Learning to live off grid: 'Every little thing counts'
The Vihvelins' home in Charlotte County is powered exclusively by solar panels and a wind turbine
Peeter and Kate Vihvelin's house looks like the average country home, except there's one major difference: they live completely off the grid.
The Vihvelins live on approximately 39 acres in Bobabec, a community in Saint Patrick Parish in Charlotte County.
When they bought the property about eight years ago, it was an abandoned farm. Now, it features a house, cabin, workshop and barn — all powered by 20 solar panels and a wind turbine.
"It was very much a [learning] experience and going step-by-step," said Peeter in an interview with CBC's Shift.
They began building a cabin on the property eight years ago, putting up one solar panel and then adding three more.
"The cabin was very small, sort of like a tiny house by today's terminology," said Peeter.
The Vihvelin's long-term plan was to build a larger home. They began sketching out plans for a house and started construction on a barn with a large south-facing roof topped off with solar panels.
The last step in the process was to add a wind turbine on the property to compensate for the reduced electricity supply from the solar panels in winter.
The Vihvelin's home is part of the Conservation Council of New Brunswick's "Passport to a Low Carbon Future" EcoHome tour, an event taking place Saturday.
Participants will get a chance to see what homeowners from St. George to the Kingston peninsula are doing to live more sustainably.
Kate Vihvelin said she wished she could have seen how other people were constructing sustainable homes when they decided to build their cabin. She said being able to see something in reality is different from looking at pictures in a magazine.
"That's why I thought that this idea that hatched for the conservation council would be of particular significance to people who are thinking of doing something like this … if they could draw on a group of people who have experience and are using earth friendly ways forward."
Kate Vihvelin said it doesn't feel like she and her husband have made any sacrifices for their lifestyle.
"It just becomes a lifestyle that we do, things like turn off the lights when we're leaving the room if they're not needed.
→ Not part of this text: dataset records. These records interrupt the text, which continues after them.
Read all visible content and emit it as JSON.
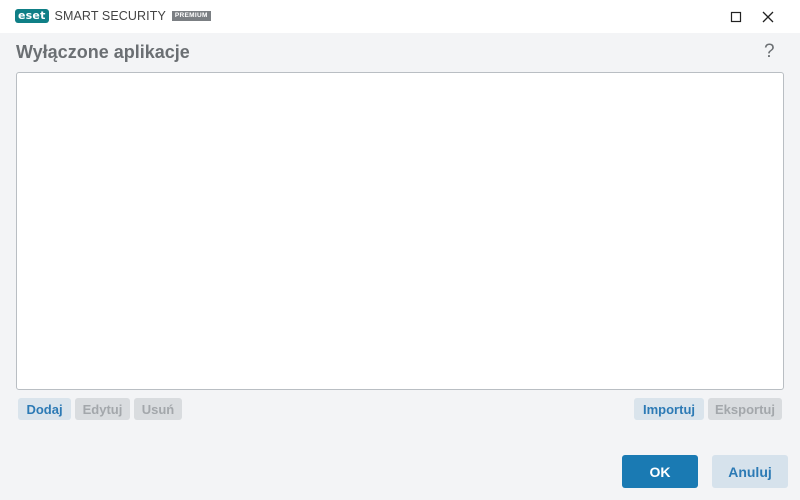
{
  "titlebar": {
    "logo_text": "eset",
    "product_name": "SMART SECURITY",
    "edition": "PREMIUM",
    "maximize_icon": "square-outline-icon",
    "close_icon": "x-icon"
  },
  "dialog": {
    "title": "Wyłączone aplikacje",
    "help_label": "?",
    "list_items": []
  },
  "toolbar": {
    "add_label": "Dodaj",
    "edit_label": "Edytuj",
    "delete_label": "Usuń",
    "import_label": "Importuj",
    "export_label": "Eksportuj"
  },
  "footer": {
    "ok_label": "OK",
    "cancel_label": "Anuluj"
  },
  "colors": {
    "brand_teal": "#0f7f86",
    "primary_button": "#1a7ab3",
    "secondary_button": "#d6e2ec"
  }
}
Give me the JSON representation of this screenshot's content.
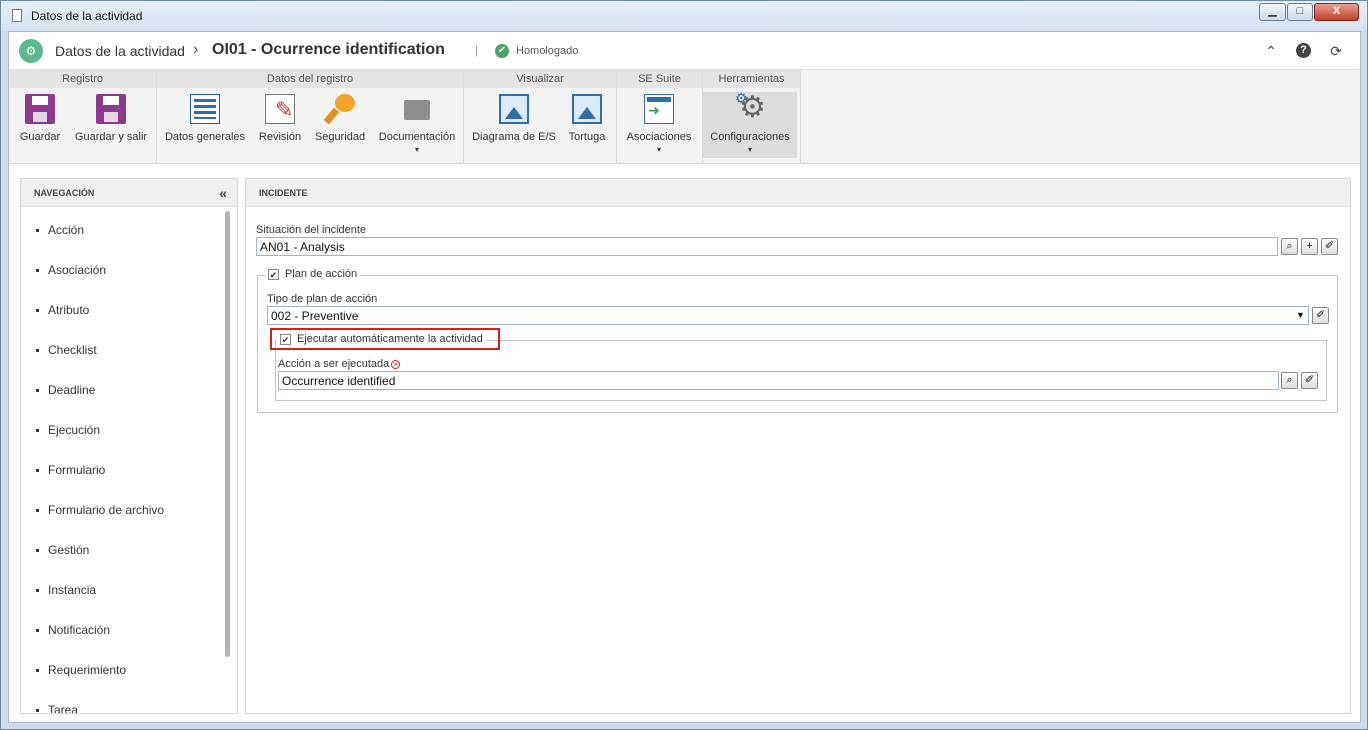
{
  "window": {
    "title": "Datos de la actividad",
    "min": "▁",
    "max": "□",
    "close": "X"
  },
  "header": {
    "app_icon": "activity-icon",
    "crumb1": "Datos de la actividad",
    "separator": "›",
    "crumb2": "OI01 - Ocurrence identification",
    "divider": "|",
    "status": "Homologado",
    "collapse": "⌃",
    "help": "?",
    "refresh": "⟳"
  },
  "ribbon": {
    "groups": [
      "Registro",
      "Datos del registro",
      "Visualizar",
      "SE Suite",
      "Herramientas"
    ],
    "buttons": {
      "guardar": "Guardar",
      "guardar_salir": "Guardar y salir",
      "datos_generales": "Datos generales",
      "revision": "Revisión",
      "seguridad": "Seguridad",
      "documentacion": "Documentación",
      "diagrama": "Diagrama de E/S",
      "tortuga": "Tortuga",
      "asociaciones": "Asociaciones",
      "configuraciones": "Configuraciones"
    },
    "arrow": "▾"
  },
  "nav": {
    "title": "NAVEGACIÓN",
    "collapse": "«",
    "items": [
      "Acción",
      "Asociación",
      "Atributo",
      "Checklist",
      "Deadline",
      "Ejecución",
      "Formulario",
      "Formulario de archivo",
      "Gestión",
      "Instancia",
      "Notificación",
      "Requerimiento",
      "Tarea"
    ]
  },
  "incident": {
    "title": "INCIDENTE",
    "situation_label": "Situación del incidente",
    "situation_value": "AN01 - Analysis",
    "plan_legend": "Plan de acción",
    "plan_type_label": "Tipo de plan de acción",
    "plan_type_value": "002 - Preventive",
    "auto_legend": "Ejecutar automáticamente la actividad",
    "action_label": "Acción a ser ejecutada",
    "action_value": "Occurrence identified",
    "check": "✔",
    "req": "×",
    "search_btn": "⌕",
    "add_btn": "+",
    "clear_btn": "✐",
    "select_arrow": "▼"
  },
  "colors": {
    "highlight": "#d32020",
    "accent": "#5bb88e"
  }
}
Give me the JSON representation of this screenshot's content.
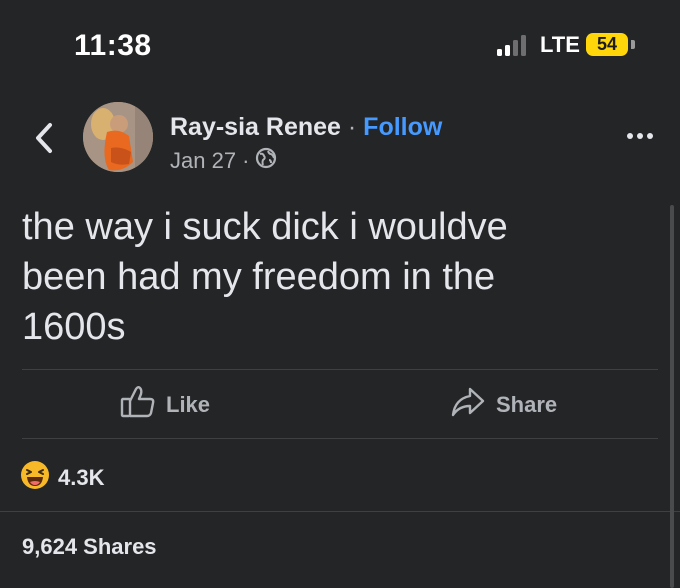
{
  "status_bar": {
    "time": "11:38",
    "network": "LTE",
    "battery": "54",
    "signal_bars_active": 2,
    "signal_bars_total": 4,
    "battery_color": "#ffd60a"
  },
  "header": {
    "back_icon": "chevron-left-icon",
    "author_name": "Ray-sia Renee",
    "separator": "·",
    "follow_label": "Follow",
    "date": "Jan 27",
    "meta_separator": "·",
    "privacy_icon": "globe-icon",
    "more_icon": "more-horizontal-icon"
  },
  "post": {
    "lines": [
      "the way i suck dick i wouldve",
      "been had my freedom in the",
      "1600s"
    ]
  },
  "actions": {
    "like_label": "Like",
    "like_icon": "thumbs-up-icon",
    "share_label": "Share",
    "share_icon": "share-arrow-icon"
  },
  "stats": {
    "reaction_icon": "laughing-emoji-icon",
    "reaction_count": "4.3K",
    "shares": "9,624 Shares"
  },
  "colors": {
    "background": "#242526",
    "text": "#e4e6eb",
    "secondary_text": "#b0b3b8",
    "follow_link": "#4599ff",
    "divider": "#3e4042",
    "emoji_yellow": "#f7b928"
  }
}
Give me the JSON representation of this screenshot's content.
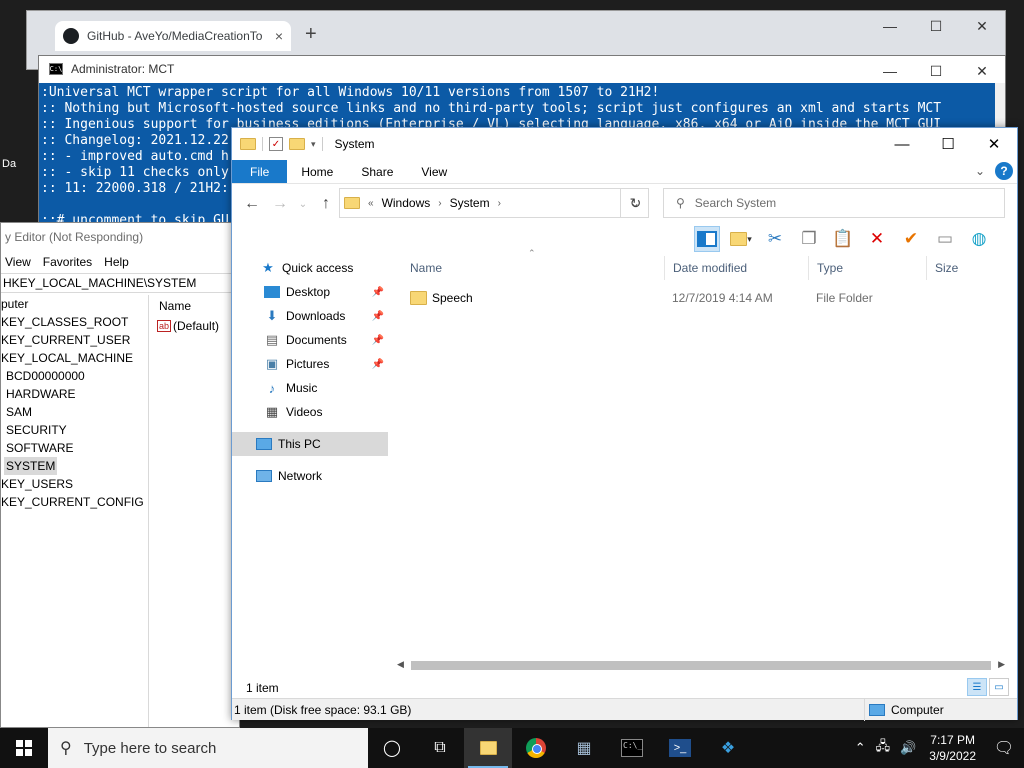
{
  "desktop": {
    "icon_label": "Da"
  },
  "browser": {
    "tab_title": "GitHub - AveYo/MediaCreationTo",
    "tab_close": "×",
    "new_tab": "+",
    "controls": {
      "minimize": "—",
      "maximize": "☐",
      "close": "✕"
    }
  },
  "console": {
    "title": "Administrator:  MCT",
    "icon_text": "C:\\",
    "lines": [
      ":Universal MCT wrapper script for all Windows 10/11 versions from 1507 to 21H2!",
      ":: Nothing but Microsoft-hosted source links and no third-party tools; script just configures an xml and starts MCT",
      ":: Ingenious support for business editions (Enterprise / VL) selecting language, x86, x64 or AiO inside the MCT GUI",
      ":: Changelog: 2021.12.22",
      ":: - improved auto.cmd h",
      ":: - skip 11 checks only",
      ":: 11: 22000.318 / 21H2:",
      "",
      "::# uncomment to skip GU"
    ],
    "controls": {
      "minimize": "—",
      "maximize": "☐",
      "close": "✕"
    }
  },
  "regedit": {
    "title": "y Editor (Not Responding)",
    "menu": [
      "View",
      "Favorites",
      "Help"
    ],
    "address": "HKEY_LOCAL_MACHINE\\SYSTEM",
    "tree": [
      "puter",
      "KEY_CLASSES_ROOT",
      "KEY_CURRENT_USER",
      "KEY_LOCAL_MACHINE",
      "BCD00000000",
      "HARDWARE",
      "SAM",
      "SECURITY",
      "SOFTWARE",
      "SYSTEM",
      "KEY_USERS",
      "KEY_CURRENT_CONFIG"
    ],
    "values_header": "Name",
    "value_item": "(Default)",
    "value_icon": "ab"
  },
  "explorer": {
    "title": "System",
    "controls": {
      "minimize": "—",
      "maximize": "☐",
      "close": "✕"
    },
    "ribbon_tabs": {
      "file": "File",
      "home": "Home",
      "share": "Share",
      "view": "View"
    },
    "ribbon_expand": "⌄",
    "help": "?",
    "breadcrumb": {
      "prefix": "«",
      "part1": "Windows",
      "part2": "System"
    },
    "search_placeholder": "Search System",
    "nav": {
      "quick_access": "Quick access",
      "desktop": "Desktop",
      "downloads": "Downloads",
      "documents": "Documents",
      "pictures": "Pictures",
      "music": "Music",
      "videos": "Videos",
      "this_pc": "This PC",
      "network": "Network"
    },
    "columns": {
      "name": "Name",
      "date": "Date modified",
      "type": "Type",
      "size": "Size"
    },
    "files": [
      {
        "name": "Speech",
        "date": "12/7/2019 4:14 AM",
        "type": "File Folder"
      }
    ],
    "item_count": "1 item",
    "details": "1 item (Disk free space: 93.1 GB)",
    "location": "Computer"
  },
  "taskbar": {
    "search_placeholder": "Type here to search",
    "time": "7:17 PM",
    "date": "3/9/2022",
    "ps_label": ">_",
    "cmd_label": "C:\\_"
  }
}
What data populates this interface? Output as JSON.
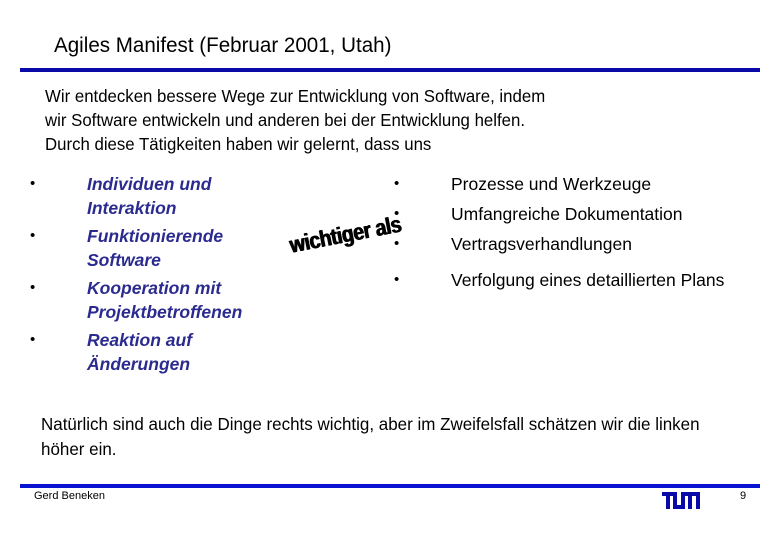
{
  "slide": {
    "title": "Agiles Manifest (Februar 2001, Utah)",
    "intro_lines": [
      "Wir entdecken bessere Wege zur Entwicklung von Software, indem",
      "wir Software entwickeln und anderen bei der Entwicklung helfen.",
      "Durch diese Tätigkeiten haben wir gelernt, dass uns"
    ],
    "left_items": [
      "Individuen und Interaktion",
      "Funktionierende Software",
      "Kooperation mit Projektbetroffenen",
      "Reaktion auf Änderungen"
    ],
    "right_items": [
      "Prozesse und Werkzeuge",
      "Umfangreiche Dokumentation",
      "Vertragsverhandlungen",
      "Verfolgung eines detaillierten Plans"
    ],
    "bullet_glyph": "•",
    "wordart": "wichtiger als",
    "conclusion": "Natürlich sind auch die Dinge rechts wichtig, aber im Zweifelsfall schätzen wir die linken höher ein.",
    "accent_color": "#0a0aa8",
    "left_item_color": "#2b2b8f"
  },
  "footer": {
    "author": "Gerd Beneken",
    "page_number": "9",
    "logo_icon": "tum-logo-icon"
  }
}
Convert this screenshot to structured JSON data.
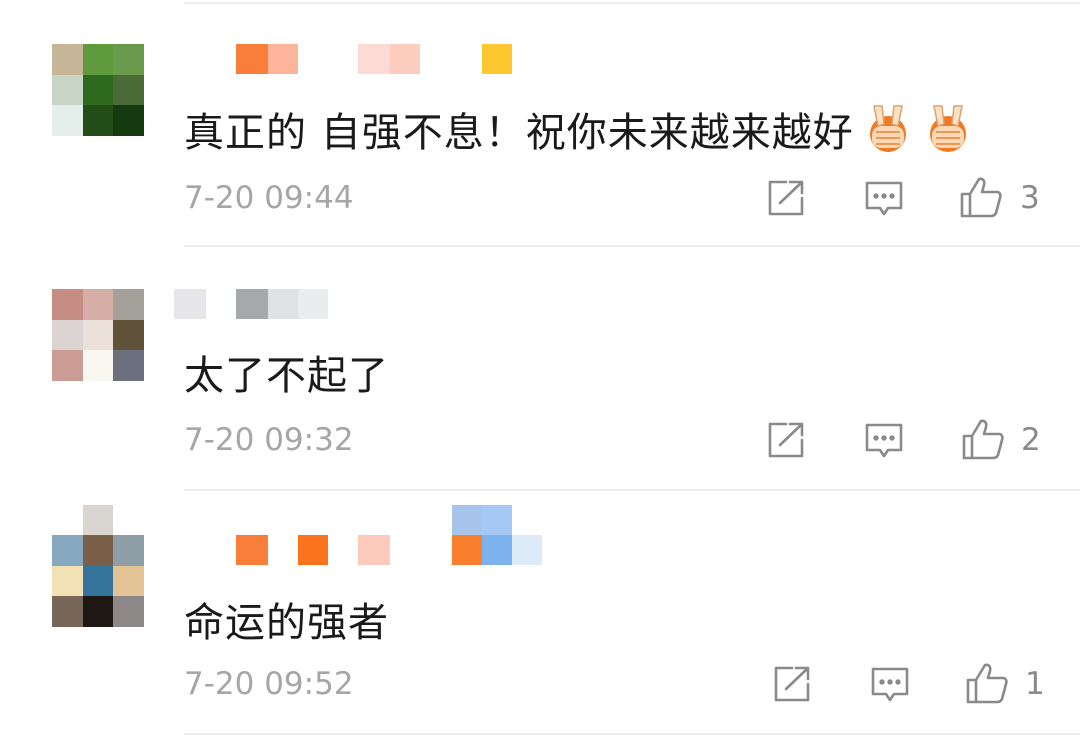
{
  "comments": [
    {
      "text": "真正的 自强不息！祝你未来越来越好",
      "emoji": [
        "hands-emoji",
        "hands-emoji"
      ],
      "time": "7-20 09:44",
      "likes": "3"
    },
    {
      "text": "太了不起了",
      "time": "7-20 09:32",
      "likes": "2"
    },
    {
      "text": "命运的强者",
      "time": "7-20 09:52",
      "likes": "1"
    }
  ],
  "icons": {
    "share": "share-icon",
    "reply": "comment-icon",
    "like": "thumbs-up-icon"
  },
  "colors": {
    "text": "#1a1a1a",
    "meta": "#a6a6a6",
    "icon": "#8a8a8a",
    "divider": "#ededed"
  }
}
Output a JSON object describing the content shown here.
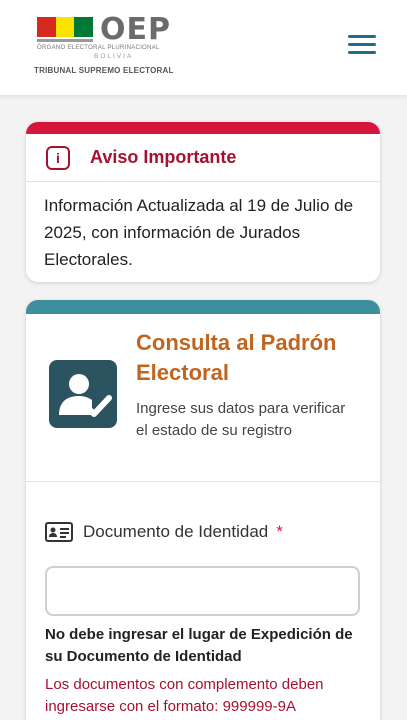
{
  "header": {
    "logo_text": "OEP",
    "logo_sub1": "ÓRGANO ELECTORAL PLURINACIONAL",
    "logo_sub2": "BOLIVIA",
    "logo_sub3": "TRIBUNAL SUPREMO ELECTORAL",
    "flag_colors": [
      "#d52b1e",
      "#f9e300",
      "#007934"
    ],
    "menu_icon": "hamburger-menu-icon"
  },
  "notice": {
    "title": "Aviso Importante",
    "icon": "info-icon",
    "body": "Información Actualizada al 19 de Julio de 2025, con información de Jurados Electorales.",
    "accent_color": "#d6163d"
  },
  "consulta": {
    "title": "Consulta al Padrón Electoral",
    "description": "Ingrese sus datos para verificar el estado de su registro",
    "icon": "user-check-icon",
    "accent_color": "#3c8f9c",
    "field": {
      "label": "Documento de Identidad",
      "required_mark": "*",
      "icon": "id-card-icon",
      "value": "",
      "placeholder": ""
    },
    "note_bold": "No debe ingresar el lugar de Expedición de su Documento de Identidad",
    "note_red": "Los documentos con complemento deben ingresarse con el formato: 999999-9A"
  }
}
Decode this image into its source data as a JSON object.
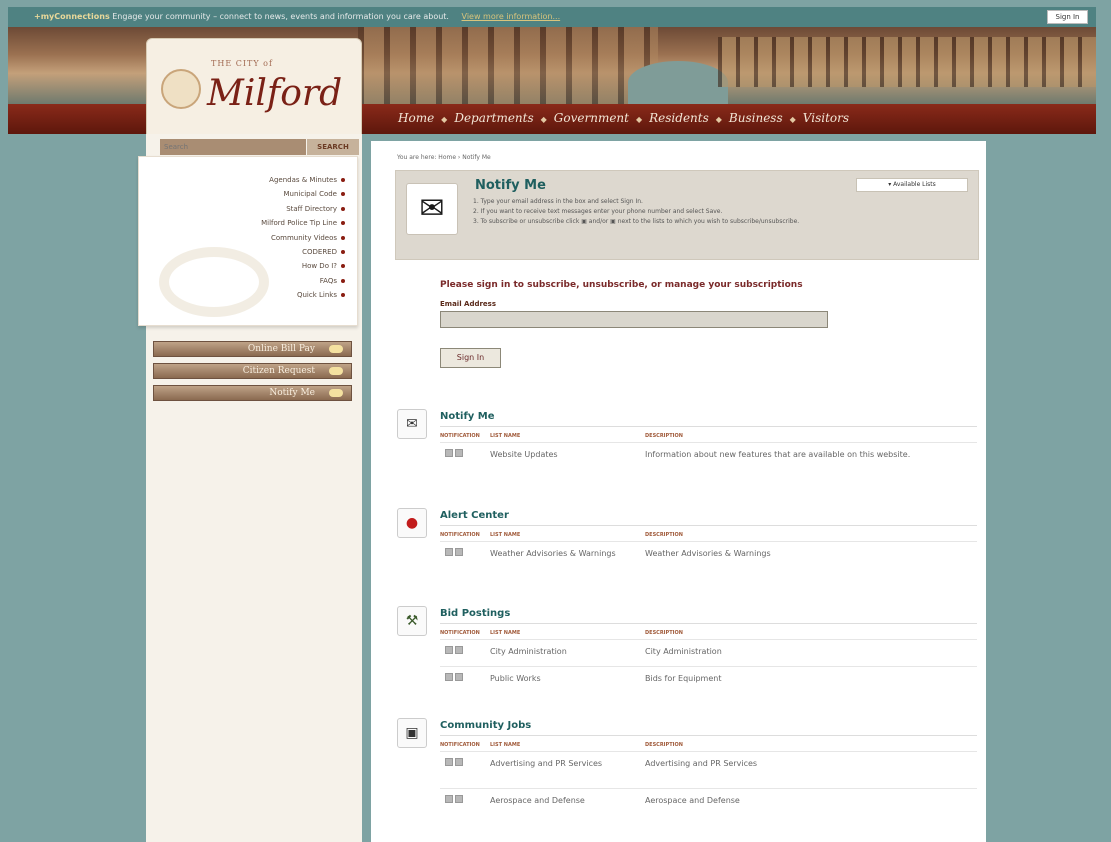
{
  "topbar": {
    "brand": "+myConnections",
    "message": "Engage your community – connect to news, events and information you care about.",
    "more_link": "View more information...",
    "sign_in": "Sign In"
  },
  "logo": {
    "small": "THE CITY of",
    "name": "Milford"
  },
  "nav": {
    "items": [
      "Home",
      "Departments",
      "Government",
      "Residents",
      "Business",
      "Visitors"
    ]
  },
  "sidebar": {
    "search_placeholder": "Search",
    "search_button": "SEARCH",
    "links": [
      "Agendas & Minutes",
      "Municipal Code",
      "Staff Directory",
      "Milford Police Tip Line",
      "Community Videos",
      "CODERED",
      "How Do I?",
      "FAQs",
      "Quick Links"
    ],
    "buttons": [
      "Online Bill Pay",
      "Citizen Request",
      "Notify Me"
    ]
  },
  "breadcrumb": "You are here: Home › Notify Me",
  "banner": {
    "title": "Notify Me",
    "available_lists": "▾ Available Lists",
    "steps": [
      "1.  Type your email address in the box and select Sign In.",
      "2.  If you want to receive text messages enter your phone number and select Save.",
      "3.  To subscribe or unsubscribe click ▣ and/or ▣ next to the lists to which you wish to subscribe/unsubscribe."
    ]
  },
  "signin": {
    "prompt": "Please sign in to subscribe, unsubscribe, or manage your subscriptions",
    "email_label": "Email Address",
    "button": "Sign In"
  },
  "table_headers": [
    "NOTIFICATION",
    "LIST NAME",
    "DESCRIPTION"
  ],
  "sections": [
    {
      "title": "Notify Me",
      "icon": "envelope-icon",
      "rows": [
        {
          "name": "Website Updates",
          "desc": "Information about new features that are available on this website."
        }
      ]
    },
    {
      "title": "Alert Center",
      "icon": "alert-icon",
      "rows": [
        {
          "name": "Weather Advisories & Warnings",
          "desc": "Weather Advisories & Warnings"
        }
      ]
    },
    {
      "title": "Bid Postings",
      "icon": "gavel-icon",
      "rows": [
        {
          "name": "City Administration",
          "desc": "City Administration"
        },
        {
          "name": "Public Works",
          "desc": "Bids for Equipment"
        }
      ]
    },
    {
      "title": "Community Jobs",
      "icon": "briefcase-icon",
      "rows": [
        {
          "name": "Advertising and PR Services",
          "desc": "Advertising and PR Services"
        },
        {
          "name": "Aerospace and Defense",
          "desc": "Aerospace and Defense"
        }
      ]
    }
  ]
}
We do not waste hot water, and we live very much in tune with the weather," she said, adding she opts for sweeping or mopping to save energy on grey days with no wind, instead of using a central vacuum.
The Vihvelins don't have a clothes dryer, so they hang all of their clothes on a line outside.
"Every little thing counts," she said. "It just gets used to being a way of life that's very agreeable."
Going off grid
Part of the reason the Vihvelins went off grid was because grid power isn't available where they live.
Peeter Vihvelin recommended that those who are already on the grid who want to live more sustainably install solar panels so that the leftover energy they generate can be used to help provide power to other people connected to the grid.
"One thing we've realized is that the solar panels generate amazing amounts of power and we can't use it [all]."
For anyone without a technical background, he recommended hiring someone to design the system because faulty designs can be expensive to fix.
"It's really a question of balance," he said. "You have to balance your loads and your generation so everything works out."
The Vihvelins are happy with their decision to go off grid.
"It's been wonderful overall, I'd have to say," said Kate. "Everything little thing that a human can do to ease the burden on this planet is important … anything that can be done will be great and it feels great."